Hi Niko! Thanks for leading me to the Nexus. I just moved to Laguna Beach and saw your add in the local paper. I look forward to running into you around town! I'll likely be with my lovely blond bombshell wife Christina Adams. She's a writer and also on the Nexus thanks to you. I know Gene Raun and attend UU.
The Laguna Beach Interfaith Council has no website, however a GOOLE search may yield some local newspaper articles about their activities. If you have the time and stamina, look at the attachments (below) to get a feel for their business and the list of participating representatives. Following is some information about the Council from my experience with them.
I was invited to join them in 2006 and was a participating member until 2008. As can be expected, the meetings always started with a prayer and, needless to say, I was never asked to give the prayer. Discussions were dominated by church plans for prayer breakfasts, prayer luncheons, and/or prayer dinners, and when public school seniors graduated, they discussed graduation prayers them.
I had no church or religion to discuss, so I offered, in several presentations, information about non-church goers, in general to give them some knowledge and hopefully, an appreciation for atheists.
In one presentation I made them aware that in the U.S. adult population, Americans who identify with no religion are the third largest group after Catholics and Baptists, and their size is rapidly growing. Also, that they, as a group, are larger than Methodists, Lutherans, Presbyterians, Episcopalians, Mormons and Jews all combined (ARIS 2008). This news impressed them.
In another talk I offered statistics on Federal Prison populations in the U.S. that showed that atheists were least represented and theists, mostly Christians, were over represented.
And yet another presentation offered statistics on holy matrimony in the U.S. According to the U.S. Census Bureau and National Center for Health Statistics, the highest divorce rates are in the southern “bible states” while the lowest divorce rates are in the northeastern, secular “blue states.”
Still another presentation was on a report by the PEW Forum on Faith in Public Life about the rampant musical chairs and defections between and out of traditional churches, and youth defections from their childhood faith.
These presentations were offered to be informative, to make them cognizant of their need to address these shortcomings. They politely listened and did nothing.
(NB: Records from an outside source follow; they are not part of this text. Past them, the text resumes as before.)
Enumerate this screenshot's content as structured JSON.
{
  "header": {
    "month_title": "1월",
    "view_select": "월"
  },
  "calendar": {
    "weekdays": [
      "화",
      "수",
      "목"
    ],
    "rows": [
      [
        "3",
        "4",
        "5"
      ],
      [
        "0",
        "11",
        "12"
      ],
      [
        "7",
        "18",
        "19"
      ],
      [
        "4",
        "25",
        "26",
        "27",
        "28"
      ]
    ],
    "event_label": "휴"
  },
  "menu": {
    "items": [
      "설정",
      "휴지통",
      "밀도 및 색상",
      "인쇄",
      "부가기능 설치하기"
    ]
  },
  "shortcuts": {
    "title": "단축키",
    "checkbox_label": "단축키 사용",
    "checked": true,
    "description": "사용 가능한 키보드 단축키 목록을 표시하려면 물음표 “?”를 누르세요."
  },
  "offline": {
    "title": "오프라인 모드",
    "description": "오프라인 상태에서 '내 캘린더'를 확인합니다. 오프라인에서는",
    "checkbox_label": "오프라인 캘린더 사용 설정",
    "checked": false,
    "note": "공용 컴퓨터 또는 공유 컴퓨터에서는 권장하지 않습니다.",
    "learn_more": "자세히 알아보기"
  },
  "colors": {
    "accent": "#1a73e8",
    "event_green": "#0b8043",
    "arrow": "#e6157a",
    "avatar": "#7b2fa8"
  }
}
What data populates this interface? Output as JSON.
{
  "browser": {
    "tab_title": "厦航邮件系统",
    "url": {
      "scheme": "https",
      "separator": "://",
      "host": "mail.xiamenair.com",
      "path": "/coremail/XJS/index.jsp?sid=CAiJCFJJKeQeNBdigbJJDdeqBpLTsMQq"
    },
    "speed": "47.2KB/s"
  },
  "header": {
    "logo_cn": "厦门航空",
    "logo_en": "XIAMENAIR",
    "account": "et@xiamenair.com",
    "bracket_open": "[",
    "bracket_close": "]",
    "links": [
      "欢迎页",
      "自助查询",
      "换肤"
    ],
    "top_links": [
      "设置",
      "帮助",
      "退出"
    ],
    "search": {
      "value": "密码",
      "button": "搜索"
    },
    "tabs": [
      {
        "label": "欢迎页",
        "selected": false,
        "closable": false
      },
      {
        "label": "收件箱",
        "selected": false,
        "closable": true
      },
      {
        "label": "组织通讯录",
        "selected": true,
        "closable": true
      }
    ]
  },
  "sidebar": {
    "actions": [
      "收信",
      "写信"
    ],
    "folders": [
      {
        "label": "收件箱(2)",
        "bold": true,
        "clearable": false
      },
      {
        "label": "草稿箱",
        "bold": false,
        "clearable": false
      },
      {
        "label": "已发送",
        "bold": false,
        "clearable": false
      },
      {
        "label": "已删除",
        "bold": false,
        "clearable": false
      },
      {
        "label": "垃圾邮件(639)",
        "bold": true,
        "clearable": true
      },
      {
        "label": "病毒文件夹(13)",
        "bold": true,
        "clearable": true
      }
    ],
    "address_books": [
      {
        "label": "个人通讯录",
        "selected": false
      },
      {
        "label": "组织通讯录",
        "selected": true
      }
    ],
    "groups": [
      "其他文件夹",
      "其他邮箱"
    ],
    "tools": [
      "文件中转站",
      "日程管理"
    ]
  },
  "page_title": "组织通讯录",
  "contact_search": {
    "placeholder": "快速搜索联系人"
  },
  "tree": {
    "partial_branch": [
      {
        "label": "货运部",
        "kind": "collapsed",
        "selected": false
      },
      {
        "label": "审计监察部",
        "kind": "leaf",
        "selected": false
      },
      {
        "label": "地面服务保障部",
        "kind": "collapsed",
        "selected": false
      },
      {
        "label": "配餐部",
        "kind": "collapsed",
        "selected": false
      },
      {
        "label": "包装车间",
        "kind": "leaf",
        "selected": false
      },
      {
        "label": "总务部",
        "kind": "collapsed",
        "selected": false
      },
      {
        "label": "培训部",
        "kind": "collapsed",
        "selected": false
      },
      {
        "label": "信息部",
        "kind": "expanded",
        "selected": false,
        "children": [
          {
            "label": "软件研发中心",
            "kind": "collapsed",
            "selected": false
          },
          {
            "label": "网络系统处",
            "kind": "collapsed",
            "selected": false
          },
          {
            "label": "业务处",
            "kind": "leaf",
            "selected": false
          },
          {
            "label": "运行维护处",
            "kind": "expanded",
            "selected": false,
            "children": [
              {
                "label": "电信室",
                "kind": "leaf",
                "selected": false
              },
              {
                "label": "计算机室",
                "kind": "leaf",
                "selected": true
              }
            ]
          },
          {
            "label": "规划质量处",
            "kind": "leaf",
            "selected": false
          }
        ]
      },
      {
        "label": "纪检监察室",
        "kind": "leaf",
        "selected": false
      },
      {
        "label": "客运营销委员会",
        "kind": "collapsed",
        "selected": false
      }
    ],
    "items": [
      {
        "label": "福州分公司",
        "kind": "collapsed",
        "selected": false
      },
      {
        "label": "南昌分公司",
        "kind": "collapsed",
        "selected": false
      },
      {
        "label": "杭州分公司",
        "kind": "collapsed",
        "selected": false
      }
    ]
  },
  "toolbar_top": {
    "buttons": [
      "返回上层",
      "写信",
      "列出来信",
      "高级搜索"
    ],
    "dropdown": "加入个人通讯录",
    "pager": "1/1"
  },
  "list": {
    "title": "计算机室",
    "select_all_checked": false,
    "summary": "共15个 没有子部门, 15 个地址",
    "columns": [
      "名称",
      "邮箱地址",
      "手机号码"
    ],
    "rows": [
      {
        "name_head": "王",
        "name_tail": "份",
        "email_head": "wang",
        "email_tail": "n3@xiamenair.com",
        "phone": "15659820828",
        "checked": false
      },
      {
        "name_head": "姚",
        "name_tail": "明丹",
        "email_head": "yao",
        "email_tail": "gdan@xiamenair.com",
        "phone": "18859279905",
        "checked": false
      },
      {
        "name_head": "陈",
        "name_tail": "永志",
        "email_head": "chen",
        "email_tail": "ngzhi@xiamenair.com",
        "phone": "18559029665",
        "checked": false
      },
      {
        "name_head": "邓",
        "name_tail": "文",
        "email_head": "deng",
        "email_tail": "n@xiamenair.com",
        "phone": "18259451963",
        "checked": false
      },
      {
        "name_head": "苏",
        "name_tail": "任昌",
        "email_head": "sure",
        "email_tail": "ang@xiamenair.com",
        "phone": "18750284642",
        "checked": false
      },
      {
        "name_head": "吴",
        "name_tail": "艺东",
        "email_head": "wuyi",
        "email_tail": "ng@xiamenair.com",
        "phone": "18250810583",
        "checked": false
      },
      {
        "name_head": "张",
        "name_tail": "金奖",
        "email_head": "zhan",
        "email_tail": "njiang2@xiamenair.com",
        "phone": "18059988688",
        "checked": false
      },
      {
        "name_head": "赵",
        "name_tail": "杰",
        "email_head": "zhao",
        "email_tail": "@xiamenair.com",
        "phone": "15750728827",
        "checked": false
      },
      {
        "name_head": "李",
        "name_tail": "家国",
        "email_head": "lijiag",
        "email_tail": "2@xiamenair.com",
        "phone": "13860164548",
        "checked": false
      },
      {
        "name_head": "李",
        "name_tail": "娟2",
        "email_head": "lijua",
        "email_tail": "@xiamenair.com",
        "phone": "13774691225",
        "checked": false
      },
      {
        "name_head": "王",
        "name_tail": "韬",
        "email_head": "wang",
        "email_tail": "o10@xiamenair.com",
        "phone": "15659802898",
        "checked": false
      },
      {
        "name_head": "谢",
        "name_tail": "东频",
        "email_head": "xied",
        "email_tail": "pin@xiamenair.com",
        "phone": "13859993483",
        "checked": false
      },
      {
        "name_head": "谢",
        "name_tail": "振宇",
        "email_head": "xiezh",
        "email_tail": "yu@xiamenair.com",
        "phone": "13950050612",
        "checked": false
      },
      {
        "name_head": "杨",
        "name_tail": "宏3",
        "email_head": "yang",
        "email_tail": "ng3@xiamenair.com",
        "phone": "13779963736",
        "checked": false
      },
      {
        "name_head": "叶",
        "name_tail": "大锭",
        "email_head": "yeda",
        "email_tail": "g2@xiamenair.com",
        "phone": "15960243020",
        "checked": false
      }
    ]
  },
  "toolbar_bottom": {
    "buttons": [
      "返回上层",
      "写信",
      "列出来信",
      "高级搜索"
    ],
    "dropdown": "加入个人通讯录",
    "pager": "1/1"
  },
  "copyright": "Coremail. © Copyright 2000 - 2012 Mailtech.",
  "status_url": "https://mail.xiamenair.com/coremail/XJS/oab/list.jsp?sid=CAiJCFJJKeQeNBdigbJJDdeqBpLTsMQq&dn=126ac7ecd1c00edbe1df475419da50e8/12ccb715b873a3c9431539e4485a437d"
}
After a year and a half of prayer and church news, and speaking to deaf ears, Naughty Niko gave up and left the fold.
When Naughty Niko decided to come out as a nonbeliever in his community, he did so in a novel way (that’s why he’s called Naughty). He devised, printed and posted this bogus Wanted Poster in town:
The posters were placed wherever there were community boards, bulletin boards and, since the town still had overhead power and telephone lines, on street poles.
To Naughty Niko’s surprise, many closeted freethinkers later introduced themselves to him. His favorite was a little old lady who secretly pulled him aside at the library to whisper a confession that she too was a nonbeliever. Not to make anyone comfortable, Naughty Niko just thanked everyone but privately wondered why it is that they feel compelled to be closeted. Besides making new friends, Naughty Niko had two other surprises. The senior minister at the local Presbyterian Church invited Naughty Niko to meet with him in his church office. He accepted and they had a nice hour-long chat getting to know each other. The minister learned that NaughtyNiko was a human being, albeit, nonbelieving. The other surprise was that Naughty Niko was also invited to join the local Interfaith Council to represent the local nonbelievers, but that’s too long a story for this post.
The moral here is, nothing ventured, nothing gained.